Esther Ellen Freeman, MD, PhD: Current Mpox Impact on the Skin

Published on: 

The current pox virus outbreak has become closely synonymous with fewer lesions than past mpox—but dermatology guidance is needed all the same.

The May 2022 mpox (formerly known as monkeypox) outbreak generated a storm of worry and mass speculation over the risk of “twindemics” amid the ongoing COVID-19 pandemic.

Though the scope and scale of the mpox outbreak has paled to match the comprehensive and global burden of COVID-19, the ongoing crisis has provided unique challenges to infectious disease specialists, epidemiologists—and even dermatologists now treating the characteristic and stigmatizing lesions associated with the virus.

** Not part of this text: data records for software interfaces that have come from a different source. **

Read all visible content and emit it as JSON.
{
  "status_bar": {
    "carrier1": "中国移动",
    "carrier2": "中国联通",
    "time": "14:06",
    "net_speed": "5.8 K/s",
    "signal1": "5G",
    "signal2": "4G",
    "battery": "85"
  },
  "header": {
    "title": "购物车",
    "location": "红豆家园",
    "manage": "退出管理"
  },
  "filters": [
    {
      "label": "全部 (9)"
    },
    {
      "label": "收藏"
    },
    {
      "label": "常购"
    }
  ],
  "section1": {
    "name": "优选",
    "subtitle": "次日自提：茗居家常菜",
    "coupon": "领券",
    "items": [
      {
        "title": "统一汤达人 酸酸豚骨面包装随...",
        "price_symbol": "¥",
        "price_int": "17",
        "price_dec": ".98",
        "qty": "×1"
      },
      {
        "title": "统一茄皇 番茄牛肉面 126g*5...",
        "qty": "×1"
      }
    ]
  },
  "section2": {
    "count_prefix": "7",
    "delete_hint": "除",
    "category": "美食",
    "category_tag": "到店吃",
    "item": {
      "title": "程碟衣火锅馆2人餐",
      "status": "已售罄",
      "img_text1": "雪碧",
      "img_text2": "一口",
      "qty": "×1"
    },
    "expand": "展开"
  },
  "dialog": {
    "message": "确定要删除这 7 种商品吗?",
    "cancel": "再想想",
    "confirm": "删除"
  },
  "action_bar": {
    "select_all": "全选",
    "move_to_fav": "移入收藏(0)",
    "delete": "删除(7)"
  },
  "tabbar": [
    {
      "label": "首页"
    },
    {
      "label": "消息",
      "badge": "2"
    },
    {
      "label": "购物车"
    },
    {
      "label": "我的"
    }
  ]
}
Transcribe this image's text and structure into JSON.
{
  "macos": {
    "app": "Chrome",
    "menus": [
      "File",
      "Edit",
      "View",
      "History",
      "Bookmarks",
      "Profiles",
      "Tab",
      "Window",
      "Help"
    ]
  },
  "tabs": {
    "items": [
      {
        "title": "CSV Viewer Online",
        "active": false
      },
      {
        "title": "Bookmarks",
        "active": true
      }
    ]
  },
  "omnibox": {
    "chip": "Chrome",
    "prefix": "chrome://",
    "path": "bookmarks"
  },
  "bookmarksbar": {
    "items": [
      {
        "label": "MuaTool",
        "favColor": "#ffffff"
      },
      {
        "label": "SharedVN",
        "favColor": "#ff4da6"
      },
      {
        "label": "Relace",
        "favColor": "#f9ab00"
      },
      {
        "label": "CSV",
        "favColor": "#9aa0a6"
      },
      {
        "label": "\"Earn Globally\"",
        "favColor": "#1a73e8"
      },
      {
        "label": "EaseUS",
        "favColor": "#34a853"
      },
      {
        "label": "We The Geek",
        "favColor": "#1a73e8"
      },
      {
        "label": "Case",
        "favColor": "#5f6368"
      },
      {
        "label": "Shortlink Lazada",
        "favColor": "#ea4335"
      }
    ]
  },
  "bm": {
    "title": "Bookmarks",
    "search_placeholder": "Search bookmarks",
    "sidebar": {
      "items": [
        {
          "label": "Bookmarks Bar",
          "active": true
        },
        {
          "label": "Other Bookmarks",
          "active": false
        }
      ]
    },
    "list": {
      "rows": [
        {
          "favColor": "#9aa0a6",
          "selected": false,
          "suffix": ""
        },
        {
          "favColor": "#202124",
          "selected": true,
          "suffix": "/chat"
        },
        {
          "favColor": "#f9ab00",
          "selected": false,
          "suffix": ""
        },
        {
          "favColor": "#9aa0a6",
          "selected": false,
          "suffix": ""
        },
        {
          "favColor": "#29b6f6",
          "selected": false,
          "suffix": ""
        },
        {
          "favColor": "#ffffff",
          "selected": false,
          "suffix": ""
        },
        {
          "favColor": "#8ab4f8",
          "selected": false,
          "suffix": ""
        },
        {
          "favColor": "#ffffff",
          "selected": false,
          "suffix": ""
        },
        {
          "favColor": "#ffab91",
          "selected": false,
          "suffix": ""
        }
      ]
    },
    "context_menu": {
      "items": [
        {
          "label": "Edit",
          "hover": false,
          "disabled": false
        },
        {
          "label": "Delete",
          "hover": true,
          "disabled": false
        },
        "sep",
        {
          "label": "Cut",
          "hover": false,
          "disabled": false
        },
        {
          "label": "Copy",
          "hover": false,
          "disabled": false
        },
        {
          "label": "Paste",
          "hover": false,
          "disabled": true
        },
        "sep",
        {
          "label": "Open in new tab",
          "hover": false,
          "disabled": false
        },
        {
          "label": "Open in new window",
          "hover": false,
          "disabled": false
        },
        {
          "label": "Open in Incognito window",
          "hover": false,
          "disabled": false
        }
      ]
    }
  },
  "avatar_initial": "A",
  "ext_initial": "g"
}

In the second segment of an interview with HCPLive during the American Academy of Dermatology (AAD) 2023 Annual Meeting in New Orleans last week, Esther Ellen Freeman, MD, PhD, associate professor of dermatology at Harvard Medical School, discussed key disparities between the dermatologic manifestation of COVID-19 and mpox infection.

Put plainly, it’s a night-and-day comparison: about 98% of patients with mpox present with skin lesions, versus just 10% of patients with COVID-19.

Even when compared to earlier outbreaks of mpox in Africa years ago, clinicians are observing changes in skin manifestation today: current iterations of infection are resulting in lesions spreading from the genital and groin area to the rest of the body, whereas it previously began facially then spread to total body.

“We’re also seeing patients with 1-5 lesions—and certainly a majority of patients with less than 20 lesions,” Freeman explained. “This is in contrast to prior outbreaks when you’d might see lesion counts of 200 - 1000, much much higher.”

As the outbreak is ongoing, it’s been difficult for investigators to fully interpret the consistency of disease—as Freeman noted, these current cases of mpox being reported among US patients would maybe not have been reported at all in Africa, where the standard for disease has been more severe. And because presentation has been different from the textbook standard, so has the treatment strategy.

Freeman discussed her involvement on on an AAD task force dedicated to documenting and setting precedent for care of mpox, in collaboration with the Centers for Disease Control and Prevention (CDC). Thus far, the task force has generated 2 different guidances, Freeman said: one for caring for lesions as either a physician or patient, and the other for managing severe mpox lesions.

The former consists of patient-centric advisory around gentle cleansing practice, emollients, transmission risk reduction and the use of sun protection to avoid scarring and hyperpigmentation.

The latter addresses more long-term and burdensome forms of the common lesions.

“One thing that we’re seeing especially in our immunocompromised patients—such as those with HIV—they can have these really substantial, tricky wounds that are very large, very deep, very oxidative,” Freeman said.

Regarding the risk of scarring, Freeman conceded that current data is limited in understanding long-term impact.

“If you look at prior outbreaks…about 10% of people who had mpox had some sort of long-term scarring,” Freeman siad. “We don’t know what that percentage is going to be with this (2022) outbreak.”